Return on Investment 3
The cost of a ticket is between $15 to $25. There is not a bad seat in the house, but lower section seating puts the customer close to the action on the court. Parking is $10, understandable for being in an exposition complex, and concessions are reasonable, but a few items are a tad high including, hot dogs for $6.
Freedom Hall has a grand history, but none of that is on display on the interior walls of the concourse. It is somewhat sad since there have been many celebrations from college basketball, an ABA championship, concerts by national acts, and Muhammad Ali’s first bout. Thankfully there are plaques, including one of Ali, of Kentucky Sports Hall of Fame members on the walls. A second point is awarded to the Kentucky Pork Producers that offer plenty of tasty products at the game.

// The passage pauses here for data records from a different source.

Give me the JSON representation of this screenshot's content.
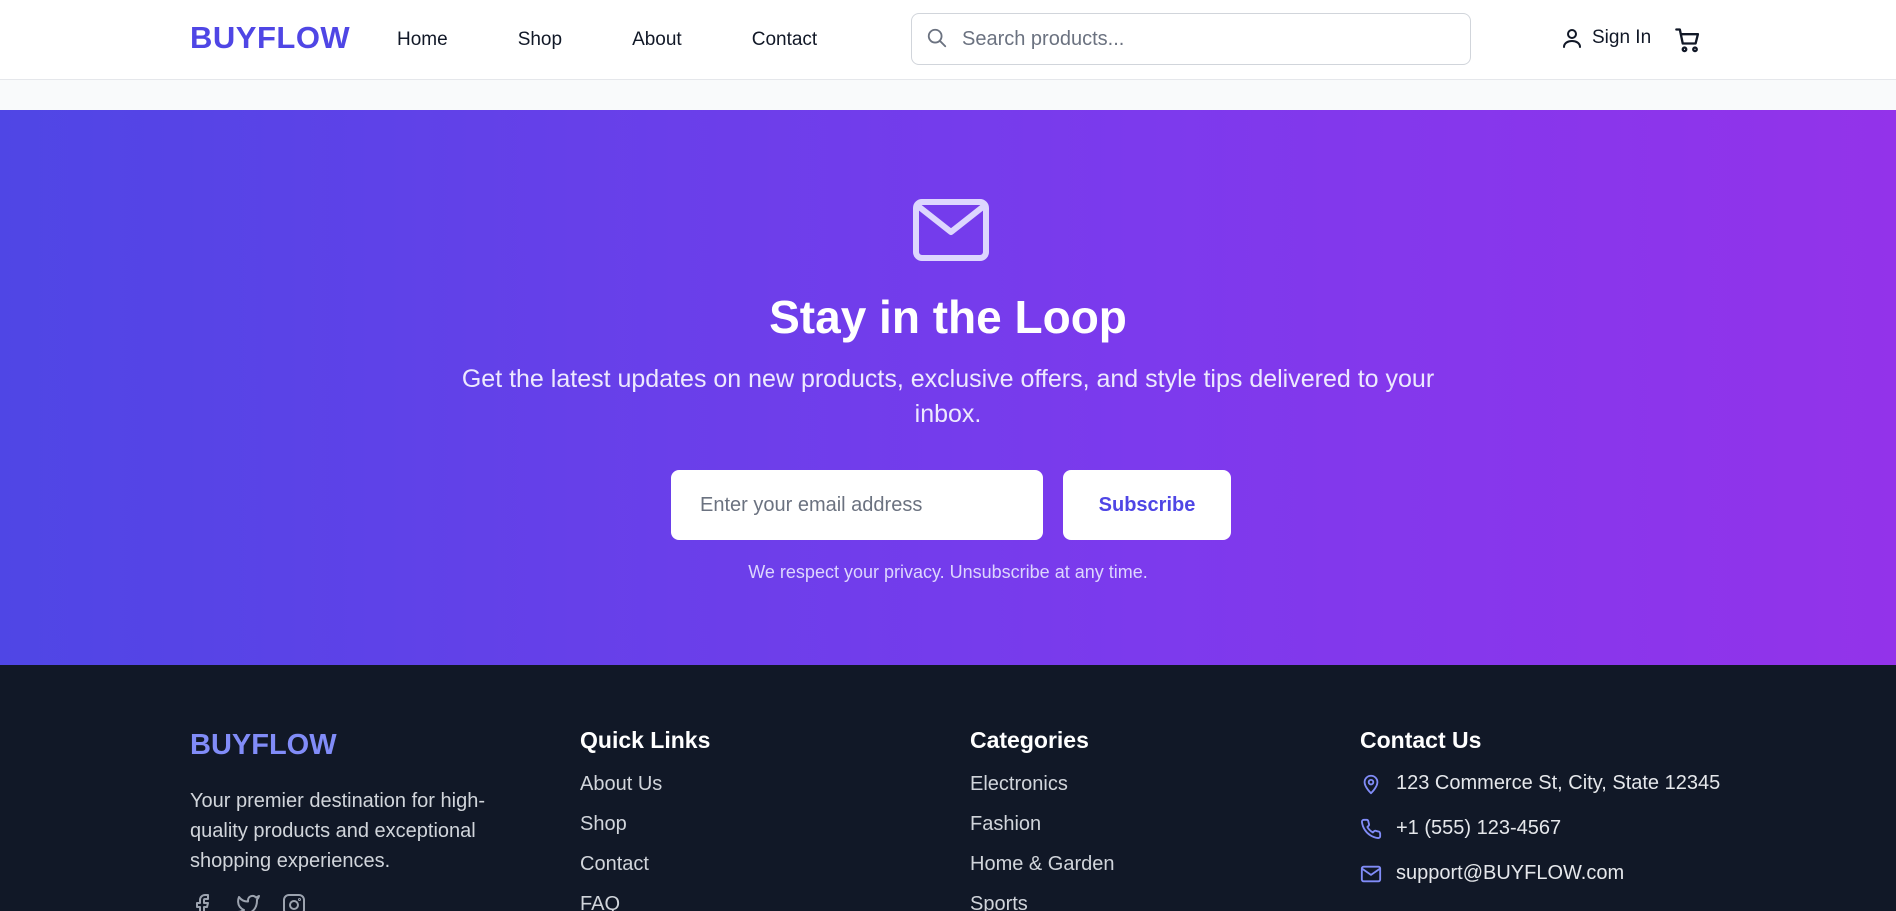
{
  "header": {
    "logo": "BUYFLOW",
    "nav": [
      "Home",
      "Shop",
      "About",
      "Contact"
    ],
    "search_placeholder": "Search products...",
    "signin_label": "Sign In"
  },
  "hero": {
    "title": "Stay in the Loop",
    "lead": "Get the latest updates on new products, exclusive offers, and style tips delivered to your inbox.",
    "email_placeholder": "Enter your email address",
    "subscribe_label": "Subscribe",
    "privacy": "We respect your privacy. Unsubscribe at any time."
  },
  "footer": {
    "logo": "BUYFLOW",
    "description": "Your premier destination for high-quality products and exceptional shopping experiences.",
    "quick_links": {
      "title": "Quick Links",
      "items": [
        "About Us",
        "Shop",
        "Contact",
        "FAQ"
      ]
    },
    "categories": {
      "title": "Categories",
      "items": [
        "Electronics",
        "Fashion",
        "Home & Garden",
        "Sports"
      ]
    },
    "contact": {
      "title": "Contact Us",
      "address": "123 Commerce St, City, State 12345",
      "phone": "+1 (555) 123-4567",
      "email": "support@BUYFLOW.com"
    }
  },
  "colors": {
    "brand": "#4f46e5",
    "gradient_start": "#4f46e5",
    "gradient_end": "#9333ea",
    "footer_bg": "#111827"
  },
  "icons": [
    "search-icon",
    "user-icon",
    "cart-icon",
    "mail-icon",
    "facebook-icon",
    "twitter-icon",
    "instagram-icon",
    "map-pin-icon",
    "phone-icon",
    "envelope-icon"
  ]
}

Freedom Hall has seen a lot of sporting events during its tenure, and there was a thought that it would be too big for Bellarmine. That doesn’t appear to be the case, as a substantial crowd provides a wonderful backdrop for the evening. However, the outside concourse could use some improvements to honor the building’s amazing history. Even with that in mind, Freedom Hall is worth a visit for being what it has always been, a historic home for college hoops.